You can get a much lower pitch using this, easier on the ears of people standing next to you. And lower frequencies travel farther than high ones.

For what it’s worth, my mother has a very loud whistle she does with the tips of her index fingers under her tongue. I’ve asked her on a number of occasions to show me how she does it, and it just plain doesn’t work for me, no matter what I do.

I guess I have to be content with my farting palms.

Practice, practice, practice. I couldn’t whistle loud until I was in my twenties. I saw a friend of mine do it, and figured if she could do it, I could do it. So my whistle was born. Once I did it, I could do it again. It is handy for calling the dogs in from the far parts of the yard.


That one is one that I had forgotten seeing, but now that you’ve mentioned it, that’s how my brothers did it. But they were a lot older than I was. My good brother was 7 years older and my evil brother was 9 years older, so I didn’t get to hang with them very much. Unfortunately, my good brother is dead, and I wouldn’t ask my evil brother the time of day. So, could you explain the nearly 90 degree thumb angle just a bit more? 90 degrees with respect to what plane?
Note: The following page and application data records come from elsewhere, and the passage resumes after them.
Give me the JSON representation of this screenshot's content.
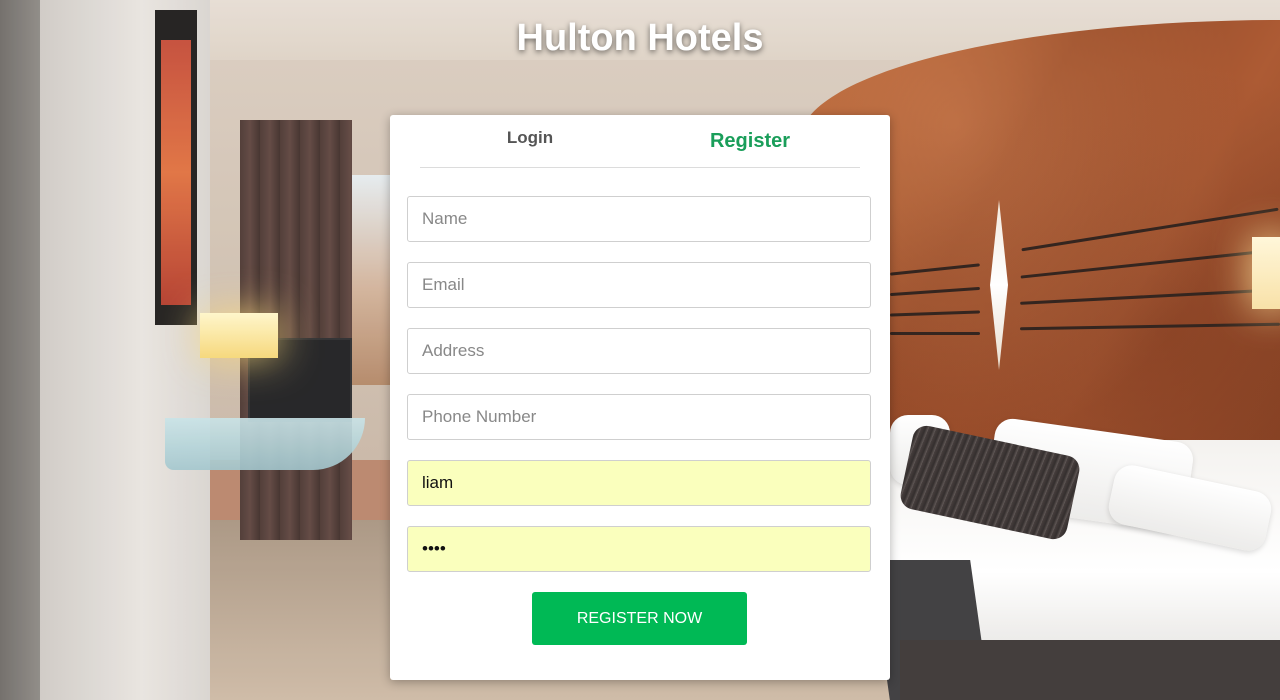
{
  "app": {
    "title": "Hulton Hotels"
  },
  "tabs": {
    "login_label": "Login",
    "register_label": "Register",
    "active": "register"
  },
  "form": {
    "name": {
      "placeholder": "Name",
      "value": ""
    },
    "email": {
      "placeholder": "Email",
      "value": ""
    },
    "address": {
      "placeholder": "Address",
      "value": ""
    },
    "phone": {
      "placeholder": "Phone Number",
      "value": ""
    },
    "username": {
      "value": "liam"
    },
    "password": {
      "value": "liam"
    },
    "submit_label": "REGISTER NOW"
  },
  "colors": {
    "accent": "#1a9e5a",
    "button": "#00b955",
    "autofill": "#faffbd"
  }
}
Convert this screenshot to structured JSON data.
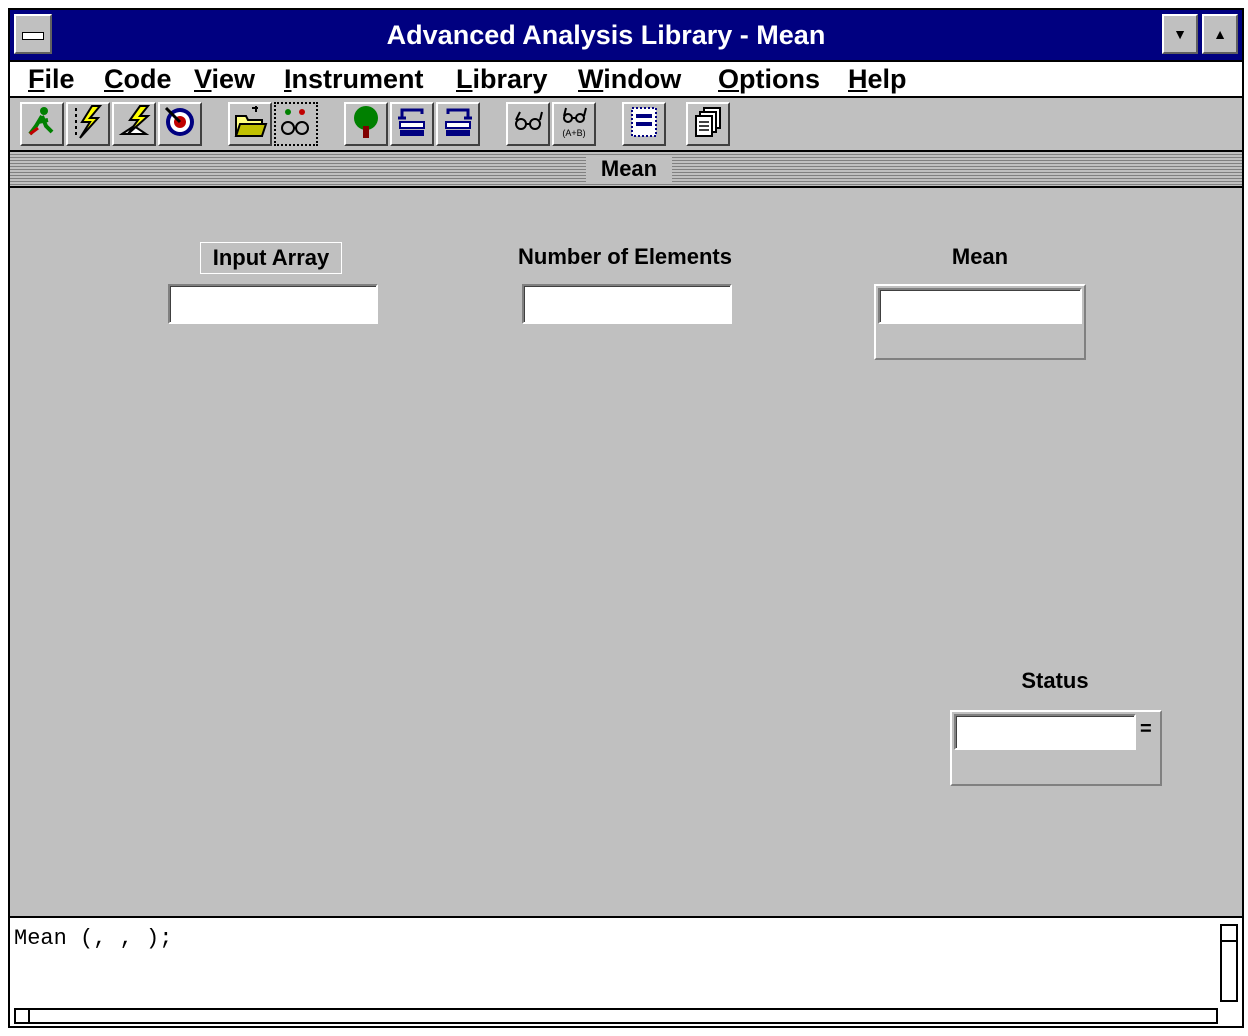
{
  "window": {
    "title": "Advanced Analysis Library - Mean",
    "minimize_glyph": "▼",
    "maximize_glyph": "▲"
  },
  "menu": {
    "items": [
      {
        "label": "File"
      },
      {
        "label": "Code"
      },
      {
        "label": "View"
      },
      {
        "label": "Instrument"
      },
      {
        "label": "Library"
      },
      {
        "label": "Window"
      },
      {
        "label": "Options"
      },
      {
        "label": "Help"
      }
    ]
  },
  "toolbar": {
    "icons": [
      "run-icon",
      "lightning-icon",
      "run-step-icon",
      "target-icon",
      "open-folder-icon",
      "binoculars-icon",
      "tree-icon",
      "insert-top-icon",
      "insert-bottom-icon",
      "glasses-icon",
      "glasses-ab-icon",
      "panel-icon",
      "copies-icon"
    ],
    "glasses_ab_text": "(A+B)"
  },
  "panel": {
    "title": "Mean",
    "fields": {
      "input_array_label": "Input Array",
      "input_array_value": "",
      "num_elements_label": "Number of Elements",
      "num_elements_value": "",
      "mean_label": "Mean",
      "mean_value": "",
      "status_label": "Status",
      "status_value": "",
      "status_equals": "="
    }
  },
  "code": {
    "text": "Mean (, , );"
  },
  "colors": {
    "titlebar": "#000080",
    "panel_bg": "#c0c0c0"
  }
}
Do you mean tilted forward toward the index fingers nearly 90 degrees? Thanks.

Libertarian, the angle is how far you bend the thumb knuckles. So their joints are sticking out some and that’s what you grab hold of with your lips. (Somehow that came out wrong.)